What is often not talked about concerning Black women and our lack of trust around medical institutions is the long history of distrust developed around Black bodies and the medical sciences. While America’s memory is often short, Black America’s memory has not faltered.

For centuries the prevailing zeitgeist of the medical community was shaped by evil practices like the 1928 Tuskegee syphilis experiment. 399 men who had syphilis were held against their will and studied for 40 years, without treatment, while their families were left to suffer the pain of not knowing were they were.

Black people were used as a resource for horrific experimentation, and so much of the mistrust and unwillingness to seek medical attention is birthed from the understanding that the medical community participates in the systemic oppression of the Black well-being.

Many folks reflect with gratitude upon the medical advances in obstetrics and gynecology. We’ve come a long way concerning the treatment and interventions that often save the life of baby and mother. These advancements, however, were established due to merciless experimentation on Black women.

There are significant accounts of Black women and women of African ancestry being forced to undergo grotesque gynecological experimentation. Black women are at higher risk of unnecessary medical intervention during the birth process.
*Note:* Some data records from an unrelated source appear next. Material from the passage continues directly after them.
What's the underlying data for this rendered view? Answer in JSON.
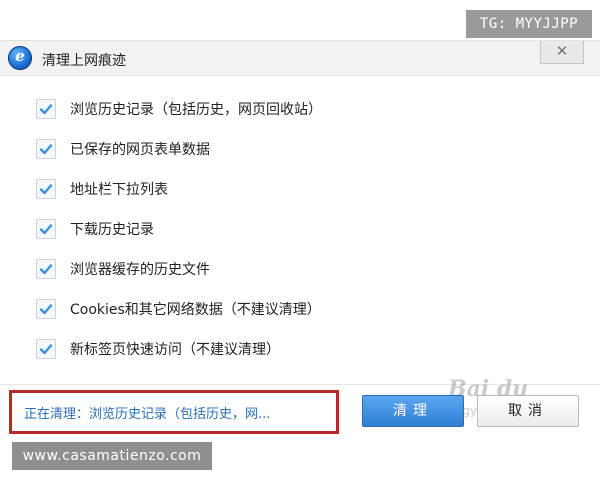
{
  "window": {
    "title": "清理上网痕迹",
    "close_label": "✕",
    "logo_letter": "e"
  },
  "options": [
    {
      "label": "浏览历史记录（包括历史，网页回收站）",
      "checked": true
    },
    {
      "label": "已保存的网页表单数据",
      "checked": true
    },
    {
      "label": "地址栏下拉列表",
      "checked": true
    },
    {
      "label": "下载历史记录",
      "checked": true
    },
    {
      "label": "浏览器缓存的历史文件",
      "checked": true
    },
    {
      "label": "Cookies和其它网络数据（不建议清理）",
      "checked": true
    },
    {
      "label": "新标签页快速访问（不建议清理）",
      "checked": true
    }
  ],
  "status": {
    "text": "正在清理：浏览历史记录（包括历史，网..."
  },
  "buttons": {
    "clean_label": "清理",
    "cancel_label": "取消"
  },
  "overlays": {
    "telegram_tag": "TG: MYYJJPP",
    "site_tag": "www.casamatienzo.com",
    "watermark_line1": "Bai du",
    "watermark_line2": "jingyan"
  },
  "colors": {
    "check": "#3a8fd8",
    "status_text": "#2a6db5",
    "highlight_border": "#b52a2a",
    "primary_button": "#3f8fe0"
  }
}
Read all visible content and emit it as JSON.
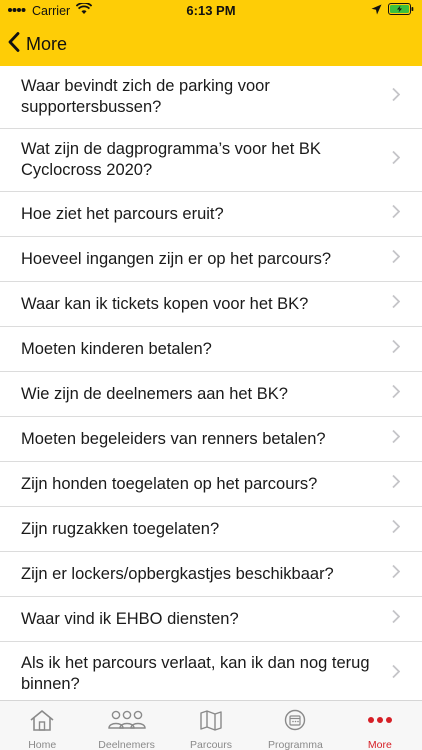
{
  "status": {
    "carrier": "Carrier",
    "time": "6:13 PM"
  },
  "nav": {
    "back_label": "More"
  },
  "faq": [
    {
      "text": "Waar bevindt zich de parking voor supportersbussen?"
    },
    {
      "text": "Wat zijn de dagprogramma’s voor het BK Cyclocross 2020?"
    },
    {
      "text": "Hoe ziet het parcours eruit?"
    },
    {
      "text": "Hoeveel ingangen zijn er op het parcours?"
    },
    {
      "text": "Waar kan ik tickets kopen voor het BK?"
    },
    {
      "text": "Moeten kinderen betalen?"
    },
    {
      "text": "Wie zijn de deelnemers aan het BK?"
    },
    {
      "text": "Moeten begeleiders van renners betalen?"
    },
    {
      "text": "Zijn honden toegelaten op het parcours?"
    },
    {
      "text": "Zijn rugzakken toegelaten?"
    },
    {
      "text": "Zijn er lockers/opbergkastjes beschikbaar?"
    },
    {
      "text": "Waar vind ik EHBO diensten?"
    },
    {
      "text": "Als ik het parcours verlaat, kan ik dan nog terug binnen?"
    }
  ],
  "tabs": [
    {
      "label": "Home",
      "icon": "home-icon"
    },
    {
      "label": "Deelnemers",
      "icon": "people-icon"
    },
    {
      "label": "Parcours",
      "icon": "map-icon"
    },
    {
      "label": "Programma",
      "icon": "calendar-icon"
    },
    {
      "label": "More",
      "icon": "more-dots-icon",
      "active": true
    }
  ],
  "colors": {
    "header": "#fecd06",
    "active_tab": "#d61f26",
    "inactive_tab": "#8a8a8a"
  }
}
Black women in the United States have the poorest pregnancy-related outcomes.

“African-American women are often made to feel marginalized, stigmatized, and stereotyped because of racism practiced against them,” the authors of a paper on African-American women’s childbirth preparation argue. “Especially important is identifying ways to decrease racism’s negative impact on childbearing families and their preparation for birthing.”

So we cannot talk about maternal mental health without talking about birth and the medical community. And we cannot talk about birth and the medical community without talking about the history of systemic violence enacted upon Black women throughout America’s history.

In order to be a competent advocate for women of color in the maternal mental health space, one must seek to understand the full history of our experience with medical providers. Interpersonal trust between physician and patient is vital to determine quality care.

 

Read more on Minority Mental Health Month:

#NoShameDay

Today we stand with the Siwe Project in the midst of Minority Mental Health month and proudly proclaim today #NOShameDay. The Siwe Project envisions a world in which people of African descent can openly share their experiences with mental health challenges and feel supported in seeking treatment without shame.

#NoShameDay by the Siwe Project

We’ve written many times before about the extra challenges Black moms find in both admitting and seeking treatment for maternal mental illnesses. Jasmine Banks, our Climb Out Manager, is currently writing a series for Minority Mental Health Month, focusing on the issues moms of color face when they battle postpartum mood and anxiety disorders.

Her first piece addresses the racial and ethnic disparities of identifying and treating postpartum depression. She then wrote about stigma and the strong Black woman. Tomorrow she’ll share more about the history of mistrust and why Black people seek treatment at a lower rate than their white counterparts.

We encourage our mothers of color to join in the discussion on Twitter (currently trending), Facebook, Instagram and where ever else you use social media with the hashtag #NOShameDay. You can also participate in a Twitter Chat tonight.

You don’t have to feel shame for experiencing a postpartum mood and anxiety disorder. Postpartum depression happens to 1 in 7 women, and that’s just the reported cases. We also now know that postpartum anxiety happens more frequently than PPD.

You’re simply not alone.

We thought we’d share this beautiful spoken word poem by Bassey Ikpi shared by Siwe Project which speaks volumes about mental illness.

“This is about humility and admitting that you need help, and sleep, and hugs, and permission to cry despite the strength you are often accused of.”

You are not alone.